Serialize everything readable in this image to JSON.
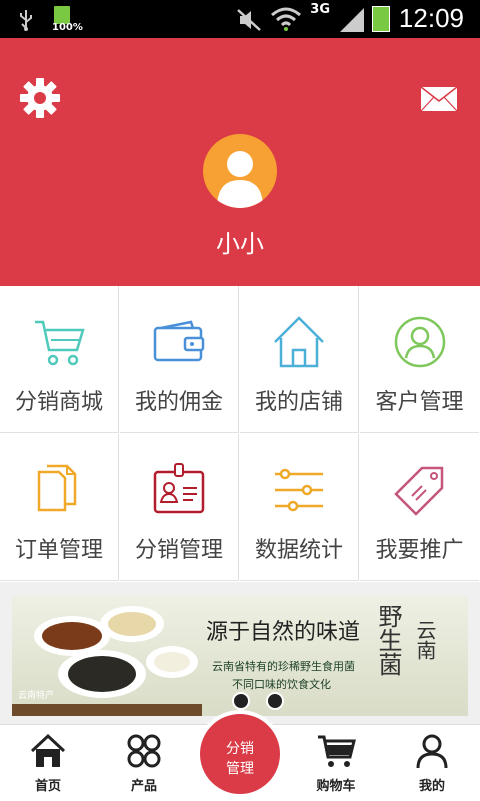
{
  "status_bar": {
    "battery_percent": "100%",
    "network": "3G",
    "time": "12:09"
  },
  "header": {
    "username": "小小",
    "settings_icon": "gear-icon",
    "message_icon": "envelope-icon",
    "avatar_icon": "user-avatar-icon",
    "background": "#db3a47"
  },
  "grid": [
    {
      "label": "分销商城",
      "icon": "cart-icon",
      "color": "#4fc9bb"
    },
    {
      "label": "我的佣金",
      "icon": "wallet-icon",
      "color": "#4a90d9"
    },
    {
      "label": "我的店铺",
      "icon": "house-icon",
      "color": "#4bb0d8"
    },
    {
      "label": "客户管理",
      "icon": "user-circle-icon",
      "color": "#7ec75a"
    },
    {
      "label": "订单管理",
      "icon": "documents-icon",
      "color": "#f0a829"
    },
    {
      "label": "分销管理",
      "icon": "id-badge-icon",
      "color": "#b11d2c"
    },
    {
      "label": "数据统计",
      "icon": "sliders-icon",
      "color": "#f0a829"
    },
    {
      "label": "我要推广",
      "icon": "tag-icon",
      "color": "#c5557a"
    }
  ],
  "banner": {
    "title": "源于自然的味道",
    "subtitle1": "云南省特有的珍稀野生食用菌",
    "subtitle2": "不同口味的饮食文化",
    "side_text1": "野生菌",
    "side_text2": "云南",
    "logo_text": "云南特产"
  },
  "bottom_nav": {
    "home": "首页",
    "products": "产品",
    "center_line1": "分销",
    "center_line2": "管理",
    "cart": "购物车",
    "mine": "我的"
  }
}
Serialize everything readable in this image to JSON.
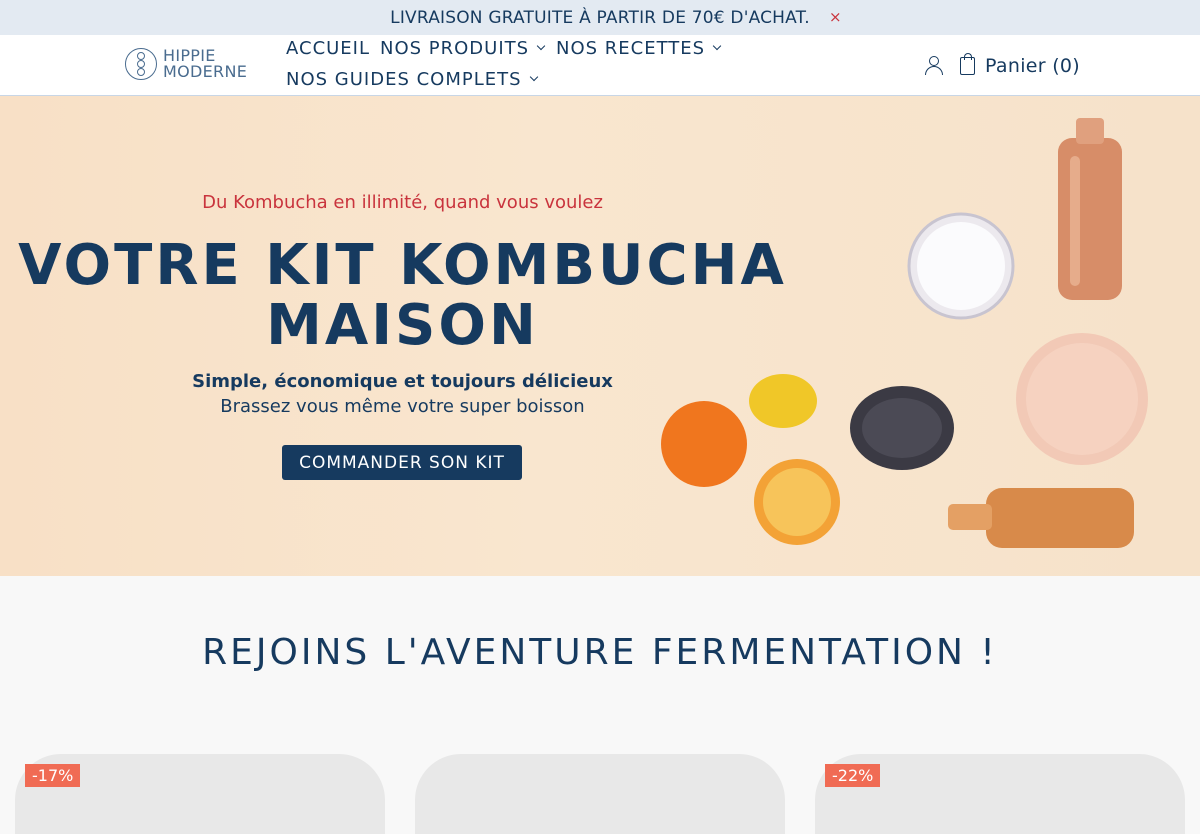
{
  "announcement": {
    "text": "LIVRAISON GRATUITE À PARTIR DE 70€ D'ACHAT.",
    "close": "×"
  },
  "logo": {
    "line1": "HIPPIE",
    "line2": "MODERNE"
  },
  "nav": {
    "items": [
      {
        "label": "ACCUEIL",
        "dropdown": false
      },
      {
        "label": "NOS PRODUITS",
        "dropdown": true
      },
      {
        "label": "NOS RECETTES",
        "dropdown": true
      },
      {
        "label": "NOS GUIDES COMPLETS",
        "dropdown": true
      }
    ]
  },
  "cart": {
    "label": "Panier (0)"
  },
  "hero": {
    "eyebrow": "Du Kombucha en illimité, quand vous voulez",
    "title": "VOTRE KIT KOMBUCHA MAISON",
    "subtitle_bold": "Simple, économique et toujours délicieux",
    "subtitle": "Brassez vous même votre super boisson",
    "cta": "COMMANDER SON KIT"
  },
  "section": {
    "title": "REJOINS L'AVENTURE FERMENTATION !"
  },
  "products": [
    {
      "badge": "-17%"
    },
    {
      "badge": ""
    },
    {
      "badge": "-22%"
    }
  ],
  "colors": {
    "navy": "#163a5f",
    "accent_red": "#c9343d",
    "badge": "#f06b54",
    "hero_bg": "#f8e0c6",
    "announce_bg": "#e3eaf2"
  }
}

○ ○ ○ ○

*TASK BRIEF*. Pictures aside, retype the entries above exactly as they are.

*TASK ANSWER*.
Serialize everything readable in this image to JSON.
{
  "status_bar": {
    "battery_percent": "100%",
    "network": "3G",
    "time": "12:09"
  },
  "header": {
    "username": "小小",
    "settings_icon": "gear-icon",
    "message_icon": "envelope-icon",
    "avatar_icon": "user-avatar-icon",
    "background": "#db3a47"
  },
  "grid": [
    {
      "label": "分销商城",
      "icon": "cart-icon",
      "color": "#4fc9bb"
    },
    {
      "label": "我的佣金",
      "icon": "wallet-icon",
      "color": "#4a90d9"
    },
    {
      "label": "我的店铺",
      "icon": "house-icon",
      "color": "#4bb0d8"
    },
    {
      "label": "客户管理",
      "icon": "user-circle-icon",
      "color": "#7ec75a"
    },
    {
      "label": "订单管理",
      "icon": "documents-icon",
      "color": "#f0a829"
    },
    {
      "label": "分销管理",
      "icon": "id-badge-icon",
      "color": "#b11d2c"
    },
    {
      "label": "数据统计",
      "icon": "sliders-icon",
      "color": "#f0a829"
    },
    {
      "label": "我要推广",
      "icon": "tag-icon",
      "color": "#c5557a"
    }
  ],
  "banner": {
    "title": "源于自然的味道",
    "subtitle1": "云南省特有的珍稀野生食用菌",
    "subtitle2": "不同口味的饮食文化",
    "side_text1": "野生菌",
    "side_text2": "云南",
    "logo_text": "云南特产"
  },
  "bottom_nav": {
    "home": "首页",
    "products": "产品",
    "center_line1": "分销",
    "center_line2": "管理",
    "cart": "购物车",
    "mine": "我的"
  }
}
Serialize everything readable in this image to JSON.
{
  "announcement": {
    "text": "LIVRAISON GRATUITE À PARTIR DE 70€ D'ACHAT.",
    "close": "×"
  },
  "logo": {
    "line1": "HIPPIE",
    "line2": "MODERNE"
  },
  "nav": {
    "items": [
      {
        "label": "ACCUEIL",
        "dropdown": false
      },
      {
        "label": "NOS PRODUITS",
        "dropdown": true
      },
      {
        "label": "NOS RECETTES",
        "dropdown": true
      },
      {
        "label": "NOS GUIDES COMPLETS",
        "dropdown": true
      }
    ]
  },
  "cart": {
    "label": "Panier (0)"
  },
  "hero": {
    "eyebrow": "Du Kombucha en illimité, quand vous voulez",
    "title": "VOTRE KIT KOMBUCHA MAISON",
    "subtitle_bold": "Simple, économique et toujours délicieux",
    "subtitle": "Brassez vous même votre super boisson",
    "cta": "COMMANDER SON KIT"
  },
  "section": {
    "title": "REJOINS L'AVENTURE FERMENTATION !"
  },
  "products": [
    {
      "badge": "-17%"
    },
    {
      "badge": ""
    },
    {
      "badge": "-22%"
    }
  ],
  "colors": {
    "navy": "#163a5f",
    "accent_red": "#c9343d",
    "badge": "#f06b54",
    "hero_bg": "#f8e0c6",
    "announce_bg": "#e3eaf2"
  }
}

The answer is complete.